He might also hang out with pals like Simon Cowell and David Beckham, who he's opening a restaurant with, or play soccer with Jack in the backyard. At one point today, he and Tana huddle together on a couch, looking at a newspaper. The headline is about Jack and Beckham's son Brooklyn trying out for the Chelsea Football Club's junior team, an elite feeder squad to the English Premier League. "I'd wanted it kept discreet," Ramsay says, worriedly. "He's a great soccer player, but you want him to find his own two feet and be on cloud nine because of what he did and not because of some adverse push." Then he rattles the newspaper and returns to his powwow with Tana.
Outside, he slides into the front passenger seat of his chauffeur-driven Audi and settles back for the 30-minute ride to Bread Street Kitchen, one of his newer and more casual eateries. Along the way, he tries to explain why so many chefs seem to have it in for him. "Look," he says. "I've achieved everything I've ever wanted to achieve in cooking. You can't win more than three Michelin stars, and there's three stars in New York, three stars in Paris, three stars in London. And now I've got a second career in TV. And I've set up my own production company. I think all that pisses them off." And he really does seem to think that's all there is to it, a simple case of jealousy, as though his behavior going all the way back to the purloined Aubergine reservations book has nothing to do with it. And, oh, about the reservations book.
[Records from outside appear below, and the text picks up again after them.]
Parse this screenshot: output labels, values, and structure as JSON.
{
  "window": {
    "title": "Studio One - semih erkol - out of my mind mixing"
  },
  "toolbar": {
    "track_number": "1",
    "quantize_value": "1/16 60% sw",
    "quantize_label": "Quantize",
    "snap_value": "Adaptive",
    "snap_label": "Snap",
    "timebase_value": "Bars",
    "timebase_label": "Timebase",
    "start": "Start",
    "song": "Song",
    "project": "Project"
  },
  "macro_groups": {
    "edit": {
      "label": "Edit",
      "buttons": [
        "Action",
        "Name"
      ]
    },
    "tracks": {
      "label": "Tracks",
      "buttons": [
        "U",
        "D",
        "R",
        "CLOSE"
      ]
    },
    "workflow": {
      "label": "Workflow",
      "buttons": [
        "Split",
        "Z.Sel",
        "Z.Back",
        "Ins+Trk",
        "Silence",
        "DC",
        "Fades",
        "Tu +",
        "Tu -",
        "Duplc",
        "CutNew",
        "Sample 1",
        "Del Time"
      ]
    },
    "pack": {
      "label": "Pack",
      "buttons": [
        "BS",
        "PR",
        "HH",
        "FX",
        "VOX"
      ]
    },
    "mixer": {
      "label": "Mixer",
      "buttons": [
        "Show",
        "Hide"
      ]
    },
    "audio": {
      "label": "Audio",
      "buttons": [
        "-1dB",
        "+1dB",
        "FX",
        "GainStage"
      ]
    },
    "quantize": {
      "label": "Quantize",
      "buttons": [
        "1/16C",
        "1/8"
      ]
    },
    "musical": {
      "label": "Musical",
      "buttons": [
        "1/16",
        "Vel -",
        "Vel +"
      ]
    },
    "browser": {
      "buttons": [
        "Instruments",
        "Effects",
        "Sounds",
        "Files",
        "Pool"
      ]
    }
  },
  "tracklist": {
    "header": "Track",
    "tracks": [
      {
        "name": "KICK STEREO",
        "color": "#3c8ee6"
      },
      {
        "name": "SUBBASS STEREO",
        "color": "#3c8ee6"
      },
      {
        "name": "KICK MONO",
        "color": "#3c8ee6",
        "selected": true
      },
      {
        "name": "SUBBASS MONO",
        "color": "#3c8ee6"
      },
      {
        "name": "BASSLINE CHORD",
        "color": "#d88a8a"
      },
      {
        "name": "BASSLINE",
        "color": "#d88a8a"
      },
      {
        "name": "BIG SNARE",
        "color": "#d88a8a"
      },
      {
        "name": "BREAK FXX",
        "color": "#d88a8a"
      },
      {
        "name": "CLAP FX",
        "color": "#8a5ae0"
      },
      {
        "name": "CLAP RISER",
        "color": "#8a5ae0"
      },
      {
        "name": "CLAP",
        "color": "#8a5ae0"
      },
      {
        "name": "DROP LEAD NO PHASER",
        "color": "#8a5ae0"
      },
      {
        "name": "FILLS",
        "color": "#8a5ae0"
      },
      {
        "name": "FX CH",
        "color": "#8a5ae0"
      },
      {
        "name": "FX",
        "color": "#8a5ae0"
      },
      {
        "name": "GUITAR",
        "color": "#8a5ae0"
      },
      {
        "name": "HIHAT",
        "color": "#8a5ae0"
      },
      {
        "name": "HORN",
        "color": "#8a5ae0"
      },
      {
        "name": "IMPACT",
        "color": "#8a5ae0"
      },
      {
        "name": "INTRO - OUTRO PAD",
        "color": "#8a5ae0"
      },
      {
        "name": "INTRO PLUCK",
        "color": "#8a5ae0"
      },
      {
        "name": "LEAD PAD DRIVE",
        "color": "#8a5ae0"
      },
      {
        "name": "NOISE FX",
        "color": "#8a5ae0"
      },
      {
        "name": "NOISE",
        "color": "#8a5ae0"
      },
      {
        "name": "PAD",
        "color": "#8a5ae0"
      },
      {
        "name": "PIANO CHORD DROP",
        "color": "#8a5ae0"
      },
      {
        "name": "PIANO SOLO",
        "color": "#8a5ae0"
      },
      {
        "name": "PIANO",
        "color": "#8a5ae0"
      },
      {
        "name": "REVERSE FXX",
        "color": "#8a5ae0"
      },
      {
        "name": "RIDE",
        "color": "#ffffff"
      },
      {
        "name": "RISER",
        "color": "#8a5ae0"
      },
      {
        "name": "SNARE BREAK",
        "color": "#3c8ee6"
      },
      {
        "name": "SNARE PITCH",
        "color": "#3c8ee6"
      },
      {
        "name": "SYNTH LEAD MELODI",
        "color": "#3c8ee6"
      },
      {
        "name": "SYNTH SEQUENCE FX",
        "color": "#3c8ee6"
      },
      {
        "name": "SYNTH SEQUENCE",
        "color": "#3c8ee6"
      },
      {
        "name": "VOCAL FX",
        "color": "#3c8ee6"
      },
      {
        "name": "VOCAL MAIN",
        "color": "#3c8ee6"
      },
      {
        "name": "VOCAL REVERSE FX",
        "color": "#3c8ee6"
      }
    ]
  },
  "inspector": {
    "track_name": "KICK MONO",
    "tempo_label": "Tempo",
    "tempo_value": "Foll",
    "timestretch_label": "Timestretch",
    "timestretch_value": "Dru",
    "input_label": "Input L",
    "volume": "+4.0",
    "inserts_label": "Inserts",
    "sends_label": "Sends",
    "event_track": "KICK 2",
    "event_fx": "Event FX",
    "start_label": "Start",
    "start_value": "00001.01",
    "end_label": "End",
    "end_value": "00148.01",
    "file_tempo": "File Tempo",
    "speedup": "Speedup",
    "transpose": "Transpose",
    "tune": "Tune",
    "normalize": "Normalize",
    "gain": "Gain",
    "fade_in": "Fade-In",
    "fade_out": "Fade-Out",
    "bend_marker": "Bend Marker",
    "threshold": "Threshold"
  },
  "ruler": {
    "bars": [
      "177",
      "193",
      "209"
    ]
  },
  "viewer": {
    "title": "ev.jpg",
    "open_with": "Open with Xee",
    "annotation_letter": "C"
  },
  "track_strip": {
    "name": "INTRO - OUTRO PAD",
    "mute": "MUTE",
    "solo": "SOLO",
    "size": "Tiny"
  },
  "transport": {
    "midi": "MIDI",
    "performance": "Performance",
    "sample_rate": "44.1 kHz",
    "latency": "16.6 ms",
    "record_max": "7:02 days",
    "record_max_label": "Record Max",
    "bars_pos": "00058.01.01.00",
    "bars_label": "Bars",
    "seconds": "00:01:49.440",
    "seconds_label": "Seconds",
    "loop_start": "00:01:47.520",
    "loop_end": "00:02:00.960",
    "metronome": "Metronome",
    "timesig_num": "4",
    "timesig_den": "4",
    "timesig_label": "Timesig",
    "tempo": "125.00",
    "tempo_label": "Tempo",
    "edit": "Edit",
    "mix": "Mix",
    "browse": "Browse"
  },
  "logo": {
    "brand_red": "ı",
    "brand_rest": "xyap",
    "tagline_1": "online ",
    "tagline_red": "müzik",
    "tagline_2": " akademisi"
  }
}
If he's found it, it might be good to get him to look at it over dinner, bring back all those memories of the early days and all the craziness since, maybe lead him to look at himself and his actions from a different perspective and to judge himself accordingly.